Victor Flanagan, one of the attorneys representing the board, confirmed the attorneys involved made the decision. The board is still adamant it did not violate the law during the Nov. 15 meeting, and the decision to pay Marple is not an admission of wrongdoing, Flanagan said.
Saying it was better to "err on the side of caution," Flanagan thought it was a good idea to pay Marple now just in case a court were to eventually determine the board had violated the law during the first meeting.
The news that Marple was to be paid came as a surprise to board member Jenny Phillips.
"The board has not approved that, that I know of, and I have not gotten any emails from the department at all," Phillips said Friday afternoon in a telephone interview.
The board worked with the state Ethics Commission to write its agenda for the Thursday meeting, Linger said.
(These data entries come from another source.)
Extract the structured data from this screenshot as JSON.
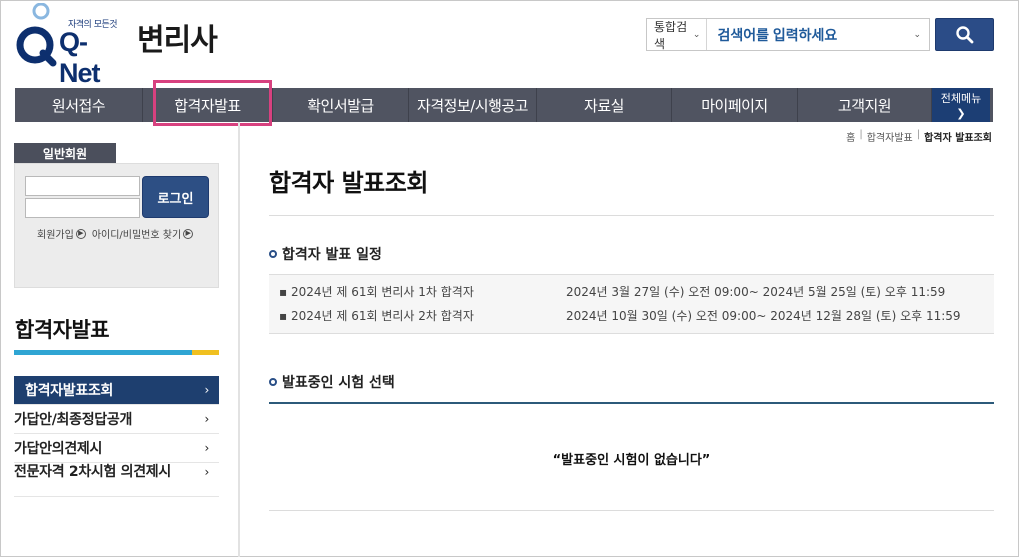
{
  "header": {
    "logo_tagline": "자격의 모든것",
    "logo_text": "Q-Net",
    "site_title": "변리사",
    "search": {
      "category": "통합검색",
      "placeholder": "검색어를 입력하세요"
    }
  },
  "nav": {
    "items": [
      {
        "label": "원서접수"
      },
      {
        "label": "합격자발표"
      },
      {
        "label": "확인서발급"
      },
      {
        "label": "자격정보/시행공고"
      },
      {
        "label": "자료실"
      },
      {
        "label": "마이페이지"
      },
      {
        "label": "고객지원"
      }
    ],
    "all_menu": "전체메뉴"
  },
  "login": {
    "tab": "일반회원",
    "button": "로그인",
    "join": "회원가입",
    "find": "아이디/비밀번호 찾기"
  },
  "sidebar": {
    "title": "합격자발표",
    "items": [
      {
        "label": "합격자발표조회"
      },
      {
        "label": "가답안/최종정답공개"
      },
      {
        "label": "가답안의견제시"
      },
      {
        "label": "전문자격 2차시험 의견제시"
      }
    ]
  },
  "breadcrumb": {
    "home": "홈",
    "level1": "합격자발표",
    "current": "합격자 발표조회"
  },
  "main": {
    "title": "합격자 발표조회",
    "schedule_title": "합격자 발표 일정",
    "schedule": [
      {
        "name": "2024년 제 61회 변리사 1차 합격자",
        "period": "2024년 3월 27일 (수) 오전 09:00~ 2024년 5월 25일 (토) 오후 11:59"
      },
      {
        "name": "2024년 제 61회 변리사 2차 합격자",
        "period": "2024년 10월 30일 (수) 오전 09:00~ 2024년 12월 28일 (토) 오후 11:59"
      }
    ],
    "select_title": "발표중인 시험 선택",
    "empty_message": "“발표중인 시험이 없습니다”"
  },
  "colors": {
    "nav_bg": "#505461",
    "accent_blue": "#2b4c87",
    "highlight": "#d7417f",
    "side_active": "#1e3f6f"
  }
}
A 2005 commission opinion allows a public agency to remedy potential Open Meetings concerns by essentially conducting the same meeting publicly in a way that is not ceremonial or "perfunctory."
After having the second meeting, listening to public comment about Marple, voting to fire her again and discussing some of the reasons the board was ready to move in a new direction, not paying Marple for the two-week period would have been a "half measure," Linger said.
"It's just a logical thing; it seemed logical to me. And I think that the lawyers agreed," Linger said.
Marple was officially removed from the state payroll following the Nov. 15 vote, said Justin Southern, spokesman for Auditor Glen Gainer, on Friday. At some point between Nov. 16 and Nov. 30 the department sent the auditor's office a document that returned Marple to the payroll, Southern said.
Linger said he did not know the particulars of the payment procedure, but he's sure the board and department acted properly.
"I think it was the right thing to do. I'm not sure what the official approval process is, but I'm confident that it was followed," Linger said.
Marple's most recent payment was processed Friday and was on its way to her in the form of a check or direct deposit, according to state records. Marple did not return a message left Sunday.
Chuck Heinlein, formerly the deputy superintendent, was appointed superintendent hours after Marple was fired the first time. The board wants to conduct a national search for a long-term superintendent.
A department spokesperson declined comment, citing litigation.
Staff writer Ry Rivard contributed to this article.
Contact writer Dave Boucher at 304-348-4843, david.bouc...@dailymail.com or on Twitter at @Dave_Boucher1.